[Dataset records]
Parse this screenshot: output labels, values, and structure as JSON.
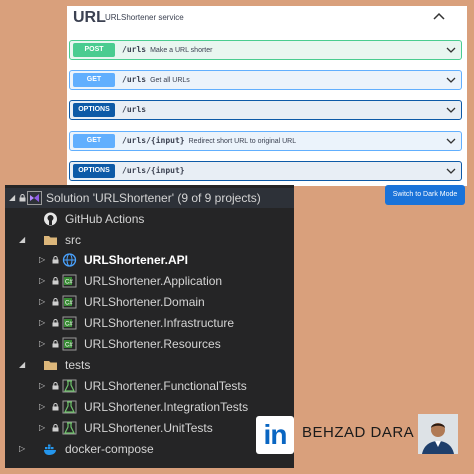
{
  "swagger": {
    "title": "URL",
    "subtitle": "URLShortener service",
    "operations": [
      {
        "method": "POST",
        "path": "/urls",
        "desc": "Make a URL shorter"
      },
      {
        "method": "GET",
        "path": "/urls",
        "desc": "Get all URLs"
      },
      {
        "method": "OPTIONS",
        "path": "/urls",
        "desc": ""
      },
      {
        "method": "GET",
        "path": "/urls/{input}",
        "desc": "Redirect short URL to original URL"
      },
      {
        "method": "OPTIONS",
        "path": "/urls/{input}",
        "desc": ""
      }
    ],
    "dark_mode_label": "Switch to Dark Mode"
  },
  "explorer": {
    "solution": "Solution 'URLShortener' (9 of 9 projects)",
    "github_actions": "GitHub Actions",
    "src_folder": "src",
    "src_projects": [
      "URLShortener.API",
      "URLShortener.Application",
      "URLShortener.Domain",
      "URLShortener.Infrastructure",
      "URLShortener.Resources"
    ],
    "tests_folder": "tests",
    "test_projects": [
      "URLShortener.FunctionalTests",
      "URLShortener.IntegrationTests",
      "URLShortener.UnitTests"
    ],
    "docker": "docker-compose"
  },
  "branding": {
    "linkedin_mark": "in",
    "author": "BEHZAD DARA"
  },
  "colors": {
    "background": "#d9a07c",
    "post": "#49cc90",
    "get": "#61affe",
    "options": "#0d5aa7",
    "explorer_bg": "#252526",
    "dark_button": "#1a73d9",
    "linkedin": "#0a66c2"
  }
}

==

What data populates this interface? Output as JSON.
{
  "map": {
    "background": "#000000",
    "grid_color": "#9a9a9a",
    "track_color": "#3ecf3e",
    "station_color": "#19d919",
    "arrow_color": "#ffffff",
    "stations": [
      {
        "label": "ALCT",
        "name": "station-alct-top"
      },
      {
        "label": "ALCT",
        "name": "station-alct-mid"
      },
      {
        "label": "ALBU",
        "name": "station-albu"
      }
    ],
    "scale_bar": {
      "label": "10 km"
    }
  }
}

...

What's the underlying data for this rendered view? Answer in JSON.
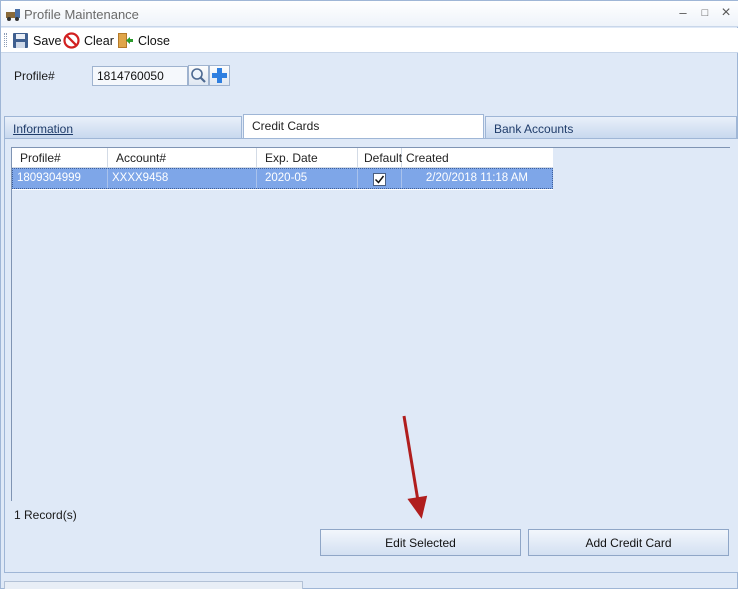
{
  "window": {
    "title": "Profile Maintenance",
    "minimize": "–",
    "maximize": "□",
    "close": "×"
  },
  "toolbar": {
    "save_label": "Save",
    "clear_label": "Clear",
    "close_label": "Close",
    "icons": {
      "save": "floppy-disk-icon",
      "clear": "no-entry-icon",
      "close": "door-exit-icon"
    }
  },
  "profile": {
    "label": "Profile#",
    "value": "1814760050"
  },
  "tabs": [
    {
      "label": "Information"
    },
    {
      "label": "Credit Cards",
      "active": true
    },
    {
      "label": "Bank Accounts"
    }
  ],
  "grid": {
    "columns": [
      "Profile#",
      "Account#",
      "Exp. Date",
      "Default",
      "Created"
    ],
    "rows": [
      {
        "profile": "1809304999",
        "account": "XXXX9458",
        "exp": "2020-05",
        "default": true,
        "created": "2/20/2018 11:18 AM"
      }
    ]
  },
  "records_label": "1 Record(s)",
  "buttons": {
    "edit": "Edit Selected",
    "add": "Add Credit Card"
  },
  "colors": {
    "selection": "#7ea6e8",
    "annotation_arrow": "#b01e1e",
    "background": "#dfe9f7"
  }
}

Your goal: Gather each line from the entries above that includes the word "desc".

Answer area:
        "desc": "Make a URL shorter"
        "desc": "Get all URLs"
        "desc": ""
        "desc": "Redirect short URL to original URL"
        "desc": ""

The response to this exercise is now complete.